13. In those circumstances, say the defendants, they were innocent of any conscious or deliberate wrongdoing; and their appeal oughtnot to be dismissed on the ground that they have attempted to mislead the court as suggested by the plaintiffs.
14. I am satisfied, on the material before us, that there is no reason to dispute the defendants’ version of what happened. It is certainlymost unfortunate (and might have all sorts of consequences as to costs) that the death of the 3rd defendant was not revealed to theplaintiffs, and to the court, at a much earlier stage. But to strike out this appeal when I am satisfied as I am that the defendantshave not been guilty of any conscious or deliberate wrongdoing would in my opinion be wholly wrong.

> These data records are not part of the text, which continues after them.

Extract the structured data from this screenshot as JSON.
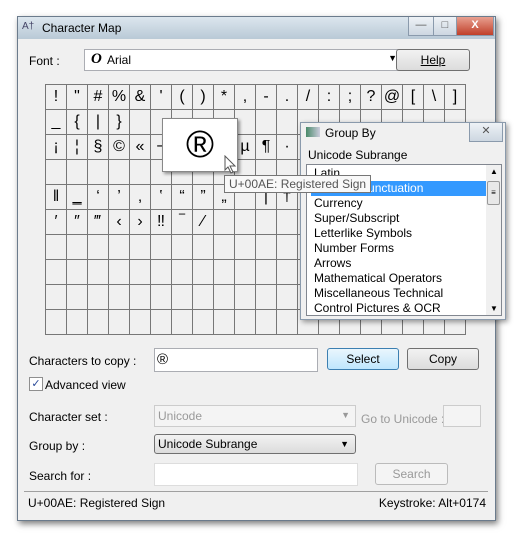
{
  "window": {
    "title": "Character Map",
    "minimize": "—",
    "maximize": "□",
    "close": "X"
  },
  "font": {
    "label": "Font :",
    "value": "Arial",
    "help": "Help"
  },
  "grid": [
    [
      "!",
      "\"",
      "#",
      "%",
      "&",
      "'",
      "(",
      ")",
      "*",
      ",",
      "-",
      ".",
      "/",
      ":",
      ";",
      "?",
      "@",
      "[",
      "\\",
      "]"
    ],
    [
      "_",
      "{",
      "|",
      "}",
      "",
      "",
      "",
      "",
      "",
      "",
      "",
      "",
      "",
      "",
      "",
      "",
      "",
      "",
      "",
      ""
    ],
    [
      "¡",
      "¦",
      "§",
      "©",
      "«",
      "¬",
      "",
      "",
      "",
      "µ",
      "¶",
      "·",
      "",
      "",
      "",
      "",
      "",
      "",
      "",
      ""
    ],
    [
      "",
      "",
      "",
      "",
      "",
      "",
      "",
      "",
      "",
      "",
      "",
      "",
      "",
      "",
      "",
      "",
      "",
      "",
      "",
      ""
    ],
    [
      "‖",
      "‗",
      "‘",
      "’",
      "‚",
      "‛",
      "“",
      "”",
      "„",
      "",
      "|",
      "†",
      "",
      "",
      "",
      "",
      "",
      "",
      "",
      ""
    ],
    [
      "′",
      "″",
      "‴",
      "‹",
      "›",
      "‼",
      "‾",
      "⁄",
      "",
      "",
      "",
      "",
      "",
      "",
      "",
      "",
      "",
      "",
      "",
      ""
    ],
    [
      "",
      "",
      "",
      "",
      "",
      "",
      "",
      "",
      "",
      "",
      "",
      "",
      "",
      "",
      "",
      "",
      "",
      "",
      "",
      ""
    ],
    [
      "",
      "",
      "",
      "",
      "",
      "",
      "",
      "",
      "",
      "",
      "",
      "",
      "",
      "",
      "",
      "",
      "",
      "",
      "",
      ""
    ],
    [
      "",
      "",
      "",
      "",
      "",
      "",
      "",
      "",
      "",
      "",
      "",
      "",
      "",
      "",
      "",
      "",
      "",
      "",
      "",
      ""
    ],
    [
      "",
      "",
      "",
      "",
      "",
      "",
      "",
      "",
      "",
      "",
      "",
      "",
      "",
      "",
      "",
      "",
      "",
      "",
      "",
      ""
    ]
  ],
  "magnifier": {
    "char": "®"
  },
  "tooltip": "U+00AE: Registered Sign",
  "groupBy": {
    "title": "Group By",
    "heading": "Unicode Subrange",
    "items": [
      "Latin",
      "General Punctuation",
      "Currency",
      "Super/Subscript",
      "Letterlike Symbols",
      "Number Forms",
      "Arrows",
      "Mathematical Operators",
      "Miscellaneous Technical",
      "Control Pictures & OCR"
    ],
    "selected": "General Punctuation"
  },
  "copy": {
    "label": "Characters to copy :",
    "value": "®",
    "select": "Select",
    "copy": "Copy"
  },
  "advanced": {
    "label": "Advanced view",
    "checked": true
  },
  "charset": {
    "label": "Character set :",
    "value": "Unicode",
    "goto": "Go to Unicode :"
  },
  "groupby": {
    "label": "Group by :",
    "value": "Unicode Subrange"
  },
  "search": {
    "label": "Search for :",
    "button": "Search",
    "value": ""
  },
  "status": {
    "left": "U+00AE: Registered Sign",
    "right": "Keystroke: Alt+0174"
  }
}
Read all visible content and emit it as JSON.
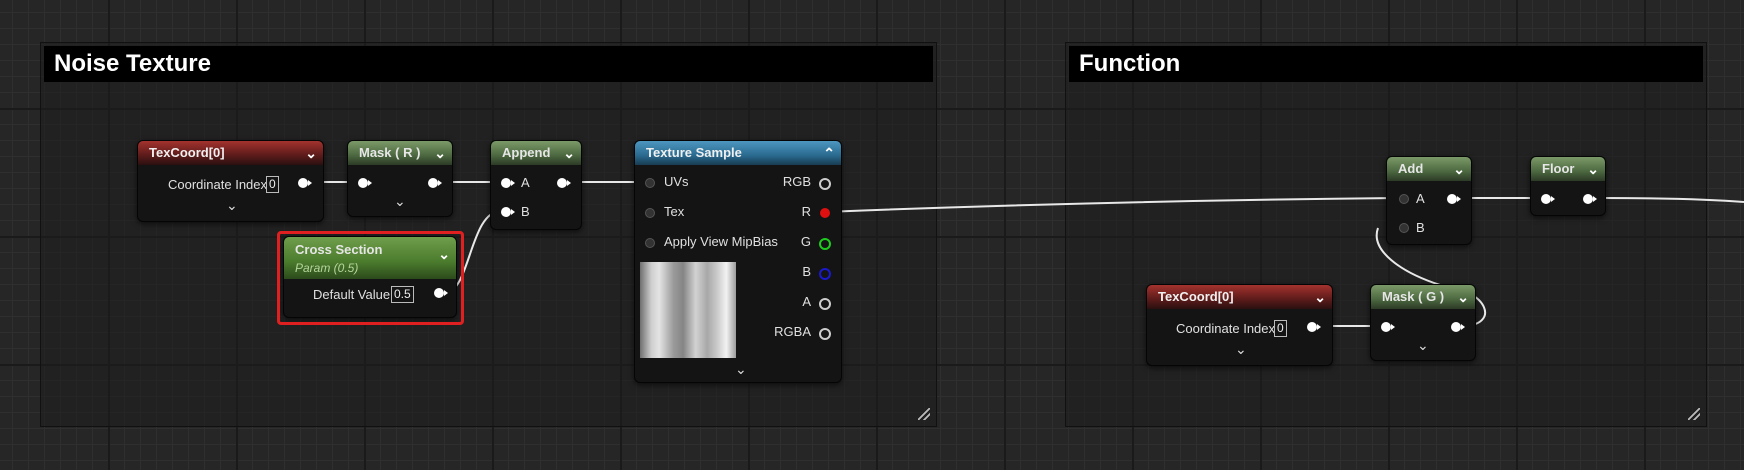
{
  "comments": {
    "noise_title": "Noise Texture",
    "function_title": "Function"
  },
  "nodes": {
    "texcoord1": {
      "title": "TexCoord[0]",
      "label": "Coordinate Index",
      "value": "0"
    },
    "mask_r": {
      "title": "Mask ( R )"
    },
    "append": {
      "title": "Append",
      "pin_a": "A",
      "pin_b": "B"
    },
    "cross_section": {
      "title": "Cross Section",
      "subtitle": "Param (0.5)",
      "label": "Default Value",
      "value": "0.5"
    },
    "texture_sample": {
      "title": "Texture Sample",
      "in_uvs": "UVs",
      "in_tex": "Tex",
      "in_mip": "Apply View MipBias",
      "out_rgb": "RGB",
      "out_r": "R",
      "out_g": "G",
      "out_b": "B",
      "out_a": "A",
      "out_rgba": "RGBA"
    },
    "add": {
      "title": "Add",
      "pin_a": "A",
      "pin_b": "B"
    },
    "floor": {
      "title": "Floor"
    },
    "texcoord2": {
      "title": "TexCoord[0]",
      "label": "Coordinate Index",
      "value": "0"
    },
    "mask_g": {
      "title": "Mask ( G )"
    }
  },
  "colors": {
    "selection": "#e02020",
    "wire": "#e8e8e8",
    "pin_r": "#e01010",
    "pin_g": "#1ecb1e",
    "pin_b": "#1a1acc"
  },
  "icons": {
    "chevron": "chevron-down-icon",
    "collapse": "chevron-up-icon",
    "resize": "resize-handle-icon"
  }
}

15. The result, if my brethren agree with me, is that this appeal will be allowed and the action will proceed to trial accordingly. Thereis nothing further I would wish to add.
16. It was envisaged by the judge that there might be an arguable defence of adverse possession after the determination of what was describedas the “Lam Island” appeal. For the 2nd defendant, the estate of the 3rd defendant and the 4th defendant, a claim of possessory titlewas advanced on the same facts and identical basis. The “Lam Island” appeal reversed the decision of this court, differently constituted,on which the judge relied. It is therefore encumbent upon us to confirm the judge’s view taken on the defence of adverse possession.
17. For the reasons given by my Lord Godfrey, an arguable case has also been shown on proprietary or equitable estoppel. This is nota case which involved banking transactions. The plaintiffs/respondents are owners of large parcels of land, on which substantialstructures had been erected and maintained. Owners in that position would be expected to be vigilant. These structures could wellbe said, on the facts alleged and on the pleadings, to have been so encouraged by the owners as would feed the plea of proprietaryestoppel.
18. The erroneous statements, deliberate or otherwise, presented to the court at different stages are not, on the balance, sufficientto deflect us from making the proposed orders in this appeal. Virtually affirming the judge’s view, I, too, would allow the appeal.
19. I agree with my Lords.
20. I would only add with respect to the judgment of this Court in Civil Appeal Nos. 61, 62 and 63 of 1996, upon which Miss Eu has soughtto rely and which judgment I gave, that I do not think it assists the respondents. Not only has there been the dramatic change inthe law referred to by my Lords, but the facts seem to me to be materially different.
21. The appeal is accordingly allowed.
Mr. E.C. Mumford, Q.C. & Mr. Daniel Tang (M/s S.T. Poon & Co.) for Appellants/D2-D4 and for the sole intended administratrixof the estate of Chu Yee, deceased
Miss Audrey EU, Q.C. & Mr. Nelson Mui (M/s. T.L. Ip & Co.) for 1st Respondent/1st Plaintiff and (M/s. Liu Choi & Chan)for 2nd Respondent/2nd Plaintiff